Preschematic - Early Symbol Making
begins at the end of the scribbling stages
Why art?
to Express and Communicate
to Create Order

Use ideas for artwork from the child's

to>preschematic picture
to>thinking picture
to>x-ray picture
to>quest for order
to>scribble information
preschematic information
to>schematic information

Ask questions.
ask if they'd like to draw
"I" and "My" topics
"I help rake leaves"
"I feed my pet . . ."
"My truck goes fast"
"Making my cat out of clay?
Use lots of questions to make Passive Knowledge Active (review experiences)
"Can you remember what it feels like?"  "How many fingers would you like 
on the hand?"
"I wonder who could be in this place?"
"Who do you play with when you . . . ?"


For growth, materials
Should have good 
line contrast. 
Maximize use of 
Dark and Bright 
on white
Examples are:
Markers,  Crayons 
Thick Paints
firm bristle brushes 
Clay and similar modeling, wet chalk on dark paper
Wet Sand. 
Blocks natural wood and colored. 
Sorting sets of Color, Texture, Shape.

For More Growth
Ask questions.
Ask detailed accretion questions during observation and during experiences.

"Which are the biggest branches?"

  "Where are the smallest branches on this tree?"

Give informational praise and encouragement.
"The colors you used here really help this part show up?"
"I noticed your flowers have LOTS of colors."

    When having new experiences, help the child notice more.  Use questions. "How does it feel? How big are are the ears? How does it smell? How many legs are there?
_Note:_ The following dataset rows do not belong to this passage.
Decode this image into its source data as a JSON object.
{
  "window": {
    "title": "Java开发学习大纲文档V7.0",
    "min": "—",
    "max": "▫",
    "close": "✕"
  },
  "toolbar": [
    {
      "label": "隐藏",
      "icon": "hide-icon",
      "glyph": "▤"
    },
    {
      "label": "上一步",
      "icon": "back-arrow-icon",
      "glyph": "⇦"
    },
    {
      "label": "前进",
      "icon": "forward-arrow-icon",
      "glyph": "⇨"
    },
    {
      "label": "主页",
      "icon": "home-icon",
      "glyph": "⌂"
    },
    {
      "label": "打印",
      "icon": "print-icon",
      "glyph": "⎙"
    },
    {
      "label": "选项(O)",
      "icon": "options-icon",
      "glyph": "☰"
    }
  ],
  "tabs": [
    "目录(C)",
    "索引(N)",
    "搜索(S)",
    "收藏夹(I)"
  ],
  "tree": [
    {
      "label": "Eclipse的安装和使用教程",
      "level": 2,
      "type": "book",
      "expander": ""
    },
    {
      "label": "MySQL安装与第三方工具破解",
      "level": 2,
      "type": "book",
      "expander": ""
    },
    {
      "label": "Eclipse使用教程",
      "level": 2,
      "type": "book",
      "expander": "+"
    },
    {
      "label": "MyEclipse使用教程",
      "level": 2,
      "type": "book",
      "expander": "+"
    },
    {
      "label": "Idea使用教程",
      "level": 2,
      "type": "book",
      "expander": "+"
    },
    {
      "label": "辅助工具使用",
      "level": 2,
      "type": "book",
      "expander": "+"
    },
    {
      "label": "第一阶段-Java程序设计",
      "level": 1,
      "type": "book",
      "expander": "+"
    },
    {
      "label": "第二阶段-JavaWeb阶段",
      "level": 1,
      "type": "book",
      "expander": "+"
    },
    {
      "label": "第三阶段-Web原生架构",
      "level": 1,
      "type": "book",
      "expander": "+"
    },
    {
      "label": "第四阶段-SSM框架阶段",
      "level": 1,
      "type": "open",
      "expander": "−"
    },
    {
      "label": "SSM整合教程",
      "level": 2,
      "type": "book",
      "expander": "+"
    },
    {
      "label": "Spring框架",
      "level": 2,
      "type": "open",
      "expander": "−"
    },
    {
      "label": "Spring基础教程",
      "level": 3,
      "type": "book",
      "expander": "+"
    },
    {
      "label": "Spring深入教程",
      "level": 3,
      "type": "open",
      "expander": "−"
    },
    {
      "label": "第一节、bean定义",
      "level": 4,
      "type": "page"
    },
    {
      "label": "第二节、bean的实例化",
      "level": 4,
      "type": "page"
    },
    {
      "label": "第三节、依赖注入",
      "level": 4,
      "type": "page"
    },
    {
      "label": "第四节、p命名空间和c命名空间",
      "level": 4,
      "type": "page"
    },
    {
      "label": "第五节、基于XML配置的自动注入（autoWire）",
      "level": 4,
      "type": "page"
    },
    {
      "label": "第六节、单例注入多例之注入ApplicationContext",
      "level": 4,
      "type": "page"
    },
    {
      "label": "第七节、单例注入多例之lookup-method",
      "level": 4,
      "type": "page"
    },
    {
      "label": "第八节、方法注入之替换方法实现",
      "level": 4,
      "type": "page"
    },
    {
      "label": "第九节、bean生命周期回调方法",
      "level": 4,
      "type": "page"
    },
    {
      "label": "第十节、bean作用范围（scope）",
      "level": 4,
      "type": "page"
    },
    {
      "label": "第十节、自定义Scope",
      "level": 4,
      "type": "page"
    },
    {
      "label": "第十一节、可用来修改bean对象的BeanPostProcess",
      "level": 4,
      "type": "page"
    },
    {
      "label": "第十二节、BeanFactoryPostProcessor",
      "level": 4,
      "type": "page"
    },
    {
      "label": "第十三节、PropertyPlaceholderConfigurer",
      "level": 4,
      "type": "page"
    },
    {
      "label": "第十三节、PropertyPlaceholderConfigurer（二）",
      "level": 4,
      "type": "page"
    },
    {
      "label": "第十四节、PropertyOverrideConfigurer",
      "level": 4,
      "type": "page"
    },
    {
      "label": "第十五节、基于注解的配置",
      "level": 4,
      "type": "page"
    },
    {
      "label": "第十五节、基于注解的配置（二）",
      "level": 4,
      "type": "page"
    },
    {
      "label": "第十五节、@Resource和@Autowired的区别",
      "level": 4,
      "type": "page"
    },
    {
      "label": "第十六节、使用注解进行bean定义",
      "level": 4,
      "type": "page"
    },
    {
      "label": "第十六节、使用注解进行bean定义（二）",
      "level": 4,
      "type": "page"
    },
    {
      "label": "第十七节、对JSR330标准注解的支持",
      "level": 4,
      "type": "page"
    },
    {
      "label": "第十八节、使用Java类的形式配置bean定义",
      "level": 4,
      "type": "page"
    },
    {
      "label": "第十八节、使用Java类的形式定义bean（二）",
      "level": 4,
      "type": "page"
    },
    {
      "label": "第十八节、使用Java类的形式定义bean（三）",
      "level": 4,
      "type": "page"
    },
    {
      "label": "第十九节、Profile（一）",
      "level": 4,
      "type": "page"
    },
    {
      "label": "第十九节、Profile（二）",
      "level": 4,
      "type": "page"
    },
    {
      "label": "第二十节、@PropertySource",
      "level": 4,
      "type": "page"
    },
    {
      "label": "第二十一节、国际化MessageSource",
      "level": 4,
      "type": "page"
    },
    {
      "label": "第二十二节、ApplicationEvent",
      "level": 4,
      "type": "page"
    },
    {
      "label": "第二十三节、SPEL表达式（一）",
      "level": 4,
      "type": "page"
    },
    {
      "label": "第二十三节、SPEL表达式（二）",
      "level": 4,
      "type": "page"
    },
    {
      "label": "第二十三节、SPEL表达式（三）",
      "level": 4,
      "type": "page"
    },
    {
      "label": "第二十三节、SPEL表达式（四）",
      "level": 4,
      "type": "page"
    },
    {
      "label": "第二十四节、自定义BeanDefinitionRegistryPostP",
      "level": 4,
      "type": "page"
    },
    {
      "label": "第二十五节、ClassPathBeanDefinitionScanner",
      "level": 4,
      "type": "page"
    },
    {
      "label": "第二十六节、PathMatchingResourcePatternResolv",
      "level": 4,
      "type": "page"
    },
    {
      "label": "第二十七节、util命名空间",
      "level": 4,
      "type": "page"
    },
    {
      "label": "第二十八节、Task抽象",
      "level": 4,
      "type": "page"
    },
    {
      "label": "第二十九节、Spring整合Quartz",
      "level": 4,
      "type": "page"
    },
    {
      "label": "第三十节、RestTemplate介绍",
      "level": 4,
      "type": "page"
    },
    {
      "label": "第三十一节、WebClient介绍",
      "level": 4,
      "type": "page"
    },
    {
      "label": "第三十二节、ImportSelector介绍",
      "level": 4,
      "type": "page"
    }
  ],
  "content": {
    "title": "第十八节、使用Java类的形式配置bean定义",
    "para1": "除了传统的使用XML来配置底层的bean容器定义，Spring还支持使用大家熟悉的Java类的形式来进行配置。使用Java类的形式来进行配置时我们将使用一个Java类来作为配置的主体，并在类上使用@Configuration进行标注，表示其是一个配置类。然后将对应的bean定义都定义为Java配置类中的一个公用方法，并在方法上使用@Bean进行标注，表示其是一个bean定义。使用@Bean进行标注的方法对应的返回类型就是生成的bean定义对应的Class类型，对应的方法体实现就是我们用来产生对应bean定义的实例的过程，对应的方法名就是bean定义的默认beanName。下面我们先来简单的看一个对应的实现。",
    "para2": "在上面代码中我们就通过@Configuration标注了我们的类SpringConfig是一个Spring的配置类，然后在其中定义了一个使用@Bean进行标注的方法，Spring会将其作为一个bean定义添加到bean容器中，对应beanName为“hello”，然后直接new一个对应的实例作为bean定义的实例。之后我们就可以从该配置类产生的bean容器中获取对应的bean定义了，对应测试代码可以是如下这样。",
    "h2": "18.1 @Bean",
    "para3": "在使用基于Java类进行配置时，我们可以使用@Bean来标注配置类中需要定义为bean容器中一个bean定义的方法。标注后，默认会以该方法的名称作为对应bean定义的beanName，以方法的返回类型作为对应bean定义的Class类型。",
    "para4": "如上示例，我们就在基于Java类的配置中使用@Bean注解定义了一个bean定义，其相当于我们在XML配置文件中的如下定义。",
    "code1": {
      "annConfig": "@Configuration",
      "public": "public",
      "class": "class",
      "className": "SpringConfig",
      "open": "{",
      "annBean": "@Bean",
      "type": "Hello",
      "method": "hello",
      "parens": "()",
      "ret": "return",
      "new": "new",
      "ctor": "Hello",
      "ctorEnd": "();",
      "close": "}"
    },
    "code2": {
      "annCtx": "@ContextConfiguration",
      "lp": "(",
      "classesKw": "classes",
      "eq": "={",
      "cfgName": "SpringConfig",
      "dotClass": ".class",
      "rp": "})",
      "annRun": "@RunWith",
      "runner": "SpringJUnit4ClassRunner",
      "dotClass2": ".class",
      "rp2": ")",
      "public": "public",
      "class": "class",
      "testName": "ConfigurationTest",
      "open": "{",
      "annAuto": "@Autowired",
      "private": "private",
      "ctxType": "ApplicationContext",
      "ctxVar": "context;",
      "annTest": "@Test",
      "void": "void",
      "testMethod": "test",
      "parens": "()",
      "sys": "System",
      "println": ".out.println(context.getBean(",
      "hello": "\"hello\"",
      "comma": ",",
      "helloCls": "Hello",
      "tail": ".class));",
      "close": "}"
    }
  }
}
Can you walk that way?"
    Think of ways to build awareness.  Children draw what they remember.  They remember what they notice.

All rights reserved.  This page © Marvin Bartel.  
For permission to make copies or handouts, e-mail the author. 

Many authors and researchers in art education have written about the stages of artistic development.  
Viktor Lowenfeld made many observations and described the stages in his book, Creative and Mental Growth.  The 4th  edition of Creative and Mental Growth by Viktor Lowenfeld and W. Lambert Brittain. 1964 includes a  summary with charts describing the development stages in Chaper 13. pages 395 to 402.